EXCERPTED DATA section start

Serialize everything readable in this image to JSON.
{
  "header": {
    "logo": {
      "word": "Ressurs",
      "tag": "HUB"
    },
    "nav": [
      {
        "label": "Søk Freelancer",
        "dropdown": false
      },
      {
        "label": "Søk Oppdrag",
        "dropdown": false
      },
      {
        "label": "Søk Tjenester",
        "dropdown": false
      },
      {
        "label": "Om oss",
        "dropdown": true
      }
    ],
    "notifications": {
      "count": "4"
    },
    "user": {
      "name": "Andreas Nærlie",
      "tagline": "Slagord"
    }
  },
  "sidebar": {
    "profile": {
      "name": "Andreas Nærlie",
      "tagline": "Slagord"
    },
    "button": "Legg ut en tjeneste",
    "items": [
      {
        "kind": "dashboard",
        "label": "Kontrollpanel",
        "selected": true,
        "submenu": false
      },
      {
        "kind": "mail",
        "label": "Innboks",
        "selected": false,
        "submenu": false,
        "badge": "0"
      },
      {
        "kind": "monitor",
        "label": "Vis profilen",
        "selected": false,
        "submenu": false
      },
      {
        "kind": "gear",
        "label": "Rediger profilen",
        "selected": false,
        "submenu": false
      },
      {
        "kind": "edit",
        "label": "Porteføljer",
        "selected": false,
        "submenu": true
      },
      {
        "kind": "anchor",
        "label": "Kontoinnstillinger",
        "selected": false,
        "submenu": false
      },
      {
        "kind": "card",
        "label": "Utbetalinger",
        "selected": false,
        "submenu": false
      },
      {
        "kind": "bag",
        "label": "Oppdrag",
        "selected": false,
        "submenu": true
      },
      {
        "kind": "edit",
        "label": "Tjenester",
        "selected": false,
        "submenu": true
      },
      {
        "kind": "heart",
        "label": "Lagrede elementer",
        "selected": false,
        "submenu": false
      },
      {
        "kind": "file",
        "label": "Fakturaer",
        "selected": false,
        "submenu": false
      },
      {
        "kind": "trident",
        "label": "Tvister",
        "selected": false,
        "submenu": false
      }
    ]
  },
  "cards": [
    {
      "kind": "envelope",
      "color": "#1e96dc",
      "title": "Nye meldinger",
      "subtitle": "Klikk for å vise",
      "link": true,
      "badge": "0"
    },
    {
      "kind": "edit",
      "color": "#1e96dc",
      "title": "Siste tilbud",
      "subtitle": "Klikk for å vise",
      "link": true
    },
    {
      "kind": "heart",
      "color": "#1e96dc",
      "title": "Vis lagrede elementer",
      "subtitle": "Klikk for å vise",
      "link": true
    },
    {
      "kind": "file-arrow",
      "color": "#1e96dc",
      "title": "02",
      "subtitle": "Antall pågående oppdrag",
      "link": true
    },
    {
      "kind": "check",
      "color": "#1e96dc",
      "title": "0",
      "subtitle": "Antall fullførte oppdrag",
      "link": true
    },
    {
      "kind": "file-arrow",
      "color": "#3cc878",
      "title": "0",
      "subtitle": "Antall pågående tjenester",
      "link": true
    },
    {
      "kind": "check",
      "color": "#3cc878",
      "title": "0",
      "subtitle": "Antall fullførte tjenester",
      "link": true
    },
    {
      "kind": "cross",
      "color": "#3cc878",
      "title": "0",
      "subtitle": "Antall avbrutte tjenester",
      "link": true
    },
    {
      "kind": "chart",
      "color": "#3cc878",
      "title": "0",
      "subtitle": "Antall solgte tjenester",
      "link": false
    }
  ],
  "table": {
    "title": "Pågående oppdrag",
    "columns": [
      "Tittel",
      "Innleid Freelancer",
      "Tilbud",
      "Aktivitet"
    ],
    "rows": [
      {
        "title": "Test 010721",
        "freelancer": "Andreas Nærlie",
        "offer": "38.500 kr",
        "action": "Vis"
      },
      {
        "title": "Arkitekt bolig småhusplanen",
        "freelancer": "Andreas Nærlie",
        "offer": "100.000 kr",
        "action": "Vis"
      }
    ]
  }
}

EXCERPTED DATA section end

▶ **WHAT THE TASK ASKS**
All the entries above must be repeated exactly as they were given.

▶ **COMPLETED EXERCISE**
Serialize everything readable in this image to JSON.
{
  "header": {
    "logo": {
      "word": "Ressurs",
      "tag": "HUB"
    },
    "nav": [
      {
        "label": "Søk Freelancer",
        "dropdown": false
      },
      {
        "label": "Søk Oppdrag",
        "dropdown": false
      },
      {
        "label": "Søk Tjenester",
        "dropdown": false
      },
      {
        "label": "Om oss",
        "dropdown": true
      }
    ],
    "notifications": {
      "count": "4"
    },
    "user": {
      "name": "Andreas Nærlie",
      "tagline": "Slagord"
    }
  },
  "sidebar": {
    "profile": {
      "name": "Andreas Nærlie",
      "tagline": "Slagord"
    },
    "button": "Legg ut en tjeneste",
    "items": [
      {
        "kind": "dashboard",
        "label": "Kontrollpanel",
        "selected": true,
        "submenu": false
      },
      {
        "kind": "mail",
        "label": "Innboks",
        "selected": false,
        "submenu": false,
        "badge": "0"
      },
      {
        "kind": "monitor",
        "label": "Vis profilen",
        "selected": false,
        "submenu": false
      },
      {
        "kind": "gear",
        "label": "Rediger profilen",
        "selected": false,
        "submenu": false
      },
      {
        "kind": "edit",
        "label": "Porteføljer",
        "selected": false,
        "submenu": true
      },
      {
        "kind": "anchor",
        "label": "Kontoinnstillinger",
        "selected": false,
        "submenu": false
      },
      {
        "kind": "card",
        "label": "Utbetalinger",
        "selected": false,
        "submenu": false
      },
      {
        "kind": "bag",
        "label": "Oppdrag",
        "selected": false,
        "submenu": true
      },
      {
        "kind": "edit",
        "label": "Tjenester",
        "selected": false,
        "submenu": true
      },
      {
        "kind": "heart",
        "label": "Lagrede elementer",
        "selected": false,
        "submenu": false
      },
      {
        "kind": "file",
        "label": "Fakturaer",
        "selected": false,
        "submenu": false
      },
      {
        "kind": "trident",
        "label": "Tvister",
        "selected": false,
        "submenu": false
      }
    ]
  },
  "cards": [
    {
      "kind": "envelope",
      "color": "#1e96dc",
      "title": "Nye meldinger",
      "subtitle": "Klikk for å vise",
      "link": true,
      "badge": "0"
    },
    {
      "kind": "edit",
      "color": "#1e96dc",
      "title": "Siste tilbud",
      "subtitle": "Klikk for å vise",
      "link": true
    },
    {
      "kind": "heart",
      "color": "#1e96dc",
      "title": "Vis lagrede elementer",
      "subtitle": "Klikk for å vise",
      "link": true
    },
    {
      "kind": "file-arrow",
      "color": "#1e96dc",
      "title": "02",
      "subtitle": "Antall pågående oppdrag",
      "link": true
    },
    {
      "kind": "check",
      "color": "#1e96dc",
      "title": "0",
      "subtitle": "Antall fullførte oppdrag",
      "link": true
    },
    {
      "kind": "file-arrow",
      "color": "#3cc878",
      "title": "0",
      "subtitle": "Antall pågående tjenester",
      "link": true
    },
    {
      "kind": "check",
      "color": "#3cc878",
      "title": "0",
      "subtitle": "Antall fullførte tjenester",
      "link": true
    },
    {
      "kind": "cross",
      "color": "#3cc878",
      "title": "0",
      "subtitle": "Antall avbrutte tjenester",
      "link": true
    },
    {
      "kind": "chart",
      "color": "#3cc878",
      "title": "0",
      "subtitle": "Antall solgte tjenester",
      "link": false
    }
  ],
  "table": {
    "title": "Pågående oppdrag",
    "columns": [
      "Tittel",
      "Innleid Freelancer",
      "Tilbud",
      "Aktivitet"
    ],
    "rows": [
      {
        "title": "Test 010721",
        "freelancer": "Andreas Nærlie",
        "offer": "38.500 kr",
        "action": "Vis"
      },
      {
        "title": "Arkitekt bolig småhusplanen",
        "freelancer": "Andreas Nærlie",
        "offer": "100.000 kr",
        "action": "Vis"
      }
    ]
  }
}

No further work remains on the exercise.